The Supreme Court unanimously reversed, concluding that the Seventh Circuit could not excuse Northwestern fiduciaries from imprudent decisions under ERISA because plan participants made investment choices for their own accounts. Rather, the actions of the Northwestern fiduciaries must be reviewed under Tibble v. Edison International, 575 U.S. 523, that requires fiduciaries to monitor each investment option and remove imprudent choices. A collection of investment options that includes prudent choices does not erase the breach of fiduciary duty of also offering imprudent investment options. 

The Supreme Court views ERISA fiduciary duty as requiring prudent decision-making under the circumstances prevailing when the fiduciary acts. The fiduciary must continually monitor investment choices for all their features, including cost, recognizing that there are tradeoffs that a fiduciary must also consider. 

The allegations that may give rise to a breach of ERISA fiduciary duty to act prudently in this case are:

  1. The fiduciaries failed to monitor record-keeping fees, resulting in extraordinarily high fees to participants that could have been avoided.
  2. The fiduciaries offered retail funds to participants when they could have offered the same funds at lower, institutional rates.
  3. By offering 400 investment options, the fiduciaries confused plan participants, resulting in their poor investment choices.

The Takeaway:

The fiduciary standard of prudence under ERISA requires constant monitoring, considers the circumstances at the time of a fiduciary’s decision, and may take into account various tradeoffs. The demands of ERISA prudence do not reflect modern portfolio management that seeks to manage risk by examining the portfolio as a whole. Rather, ERISA fiduciaries have a duty to make available only prudent investment choices to plan participants investing their own accounts. Investment choices deemed imprudent are not rehabilitated by looking at all the investment options available to participants as a whole.
The tension between choosing prudent investments and constantly monitoring fiduciary decisions against changing circumstances, tradeoffs and competing priorities offers a significant challenge to plan fiduciaries’ decision-making. Documenting the reasons for decisions, monitoring them, and adjusting course to maintain prudence are keys to meeting the high standard of the law. 

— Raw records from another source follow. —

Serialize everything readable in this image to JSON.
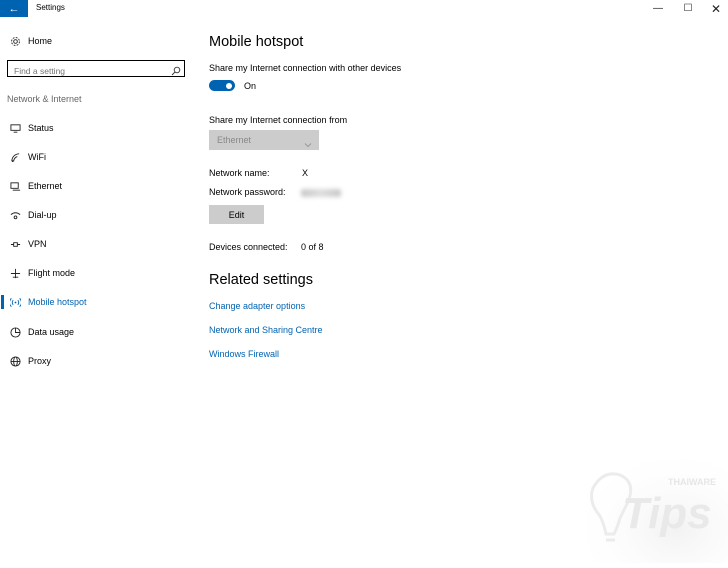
{
  "window": {
    "title": "Settings",
    "back_icon": "←",
    "minimize_icon": "—",
    "maximize_icon": "☐",
    "close_icon": "✕"
  },
  "sidebar": {
    "home": {
      "label": "Home",
      "icon": "gear-icon"
    },
    "search": {
      "placeholder": "Find a setting",
      "value": ""
    },
    "section_label": "Network & Internet",
    "items": [
      {
        "label": "Status",
        "icon": "status-icon",
        "active": false
      },
      {
        "label": "WiFi",
        "icon": "wifi-icon",
        "active": false
      },
      {
        "label": "Ethernet",
        "icon": "ethernet-icon",
        "active": false
      },
      {
        "label": "Dial-up",
        "icon": "dialup-icon",
        "active": false
      },
      {
        "label": "VPN",
        "icon": "vpn-icon",
        "active": false
      },
      {
        "label": "Flight mode",
        "icon": "airplane-icon",
        "active": false
      },
      {
        "label": "Mobile hotspot",
        "icon": "hotspot-icon",
        "active": true
      },
      {
        "label": "Data usage",
        "icon": "data-usage-icon",
        "active": false
      },
      {
        "label": "Proxy",
        "icon": "globe-icon",
        "active": false
      }
    ]
  },
  "main": {
    "title": "Mobile hotspot",
    "share_label": "Share my Internet connection with other devices",
    "toggle_state": "On",
    "share_from_label": "Share my Internet connection from",
    "share_from_value": "Ethernet",
    "network_name_label": "Network name:",
    "network_name_value": "X",
    "network_password_label": "Network password:",
    "edit_label": "Edit",
    "devices_connected_label": "Devices connected:",
    "devices_connected_value": "0 of 8",
    "related_title": "Related settings",
    "links": [
      "Change adapter options",
      "Network and Sharing Centre",
      "Windows Firewall"
    ]
  },
  "watermark": {
    "text_small": "THAIWARE",
    "text_large": "Tips"
  },
  "colors": {
    "accent": "#0063b1",
    "control_gray": "#cccccc"
  }
}
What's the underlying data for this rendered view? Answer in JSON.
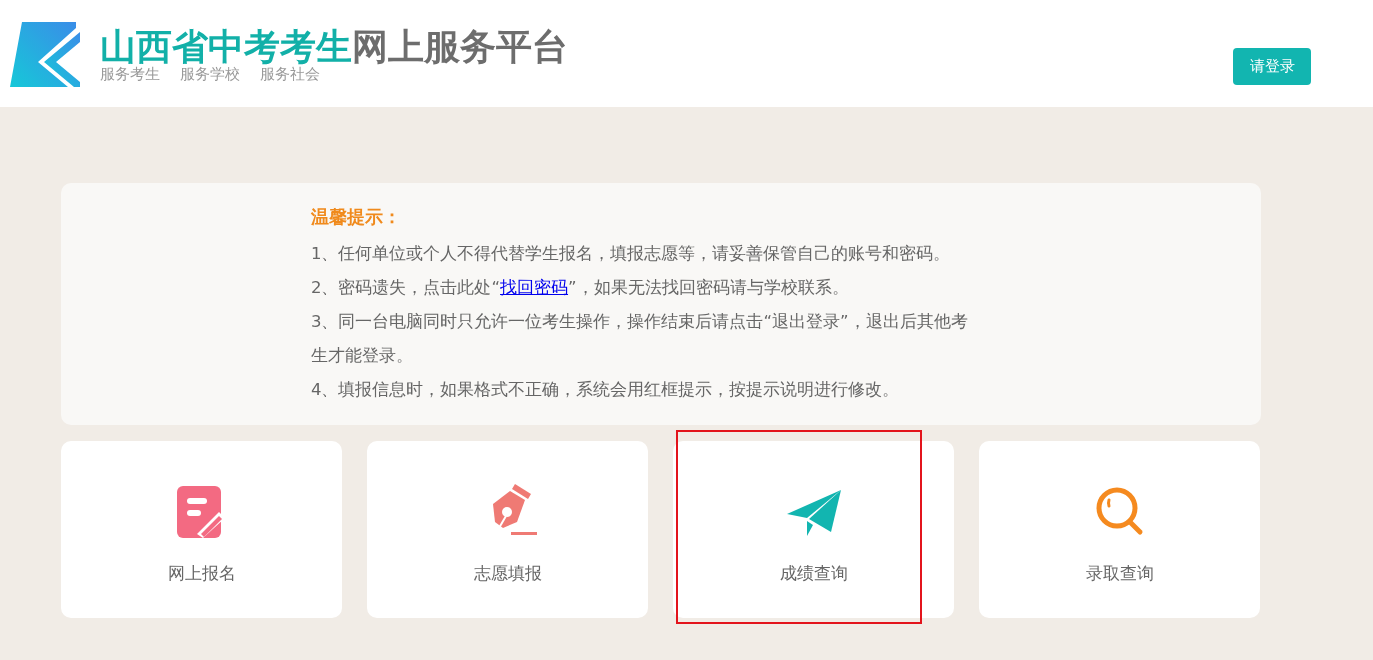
{
  "header": {
    "title_accent": "山西省中考考生",
    "title_rest": "网上服务平台",
    "slogans": [
      "服务考生",
      "服务学校",
      "服务社会"
    ],
    "login_button": "请登录"
  },
  "notice": {
    "title": "温馨提示：",
    "items": [
      {
        "text": "1、任何单位或个人不得代替学生报名，填报志愿等，请妥善保管自己的账号和密码。"
      },
      {
        "text": "2、密码遗失，点击此处“",
        "link": "找回密码",
        "text_after": "”，如果无法找回密码请与学校联系。"
      },
      {
        "text": "3、同一台电脑同时只允许一位考生操作，操作结束后请点击“退出登录”，退出后其他考生才能登录。"
      },
      {
        "text": "4、填报信息时，如果格式不正确，系统会用红框提示，按提示说明进行修改。"
      }
    ]
  },
  "cards": [
    {
      "label": "网上报名",
      "kind": "form",
      "selected": false
    },
    {
      "label": "志愿填报",
      "kind": "pen",
      "selected": false
    },
    {
      "label": "成绩查询",
      "kind": "plane",
      "selected": true
    },
    {
      "label": "录取查询",
      "kind": "search",
      "selected": false
    }
  ]
}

Evelyn A. Haralampu is a partner of Burns & Levinson LLP, where she specializes in law related to compensation, employee benefits and executive compensation. She has authored a number of articles, including a chapter on the Employee Retirement Income Security Act of 1974 in the Massachusetts Continuing Legal Education treatise, Massachusetts Employment Law.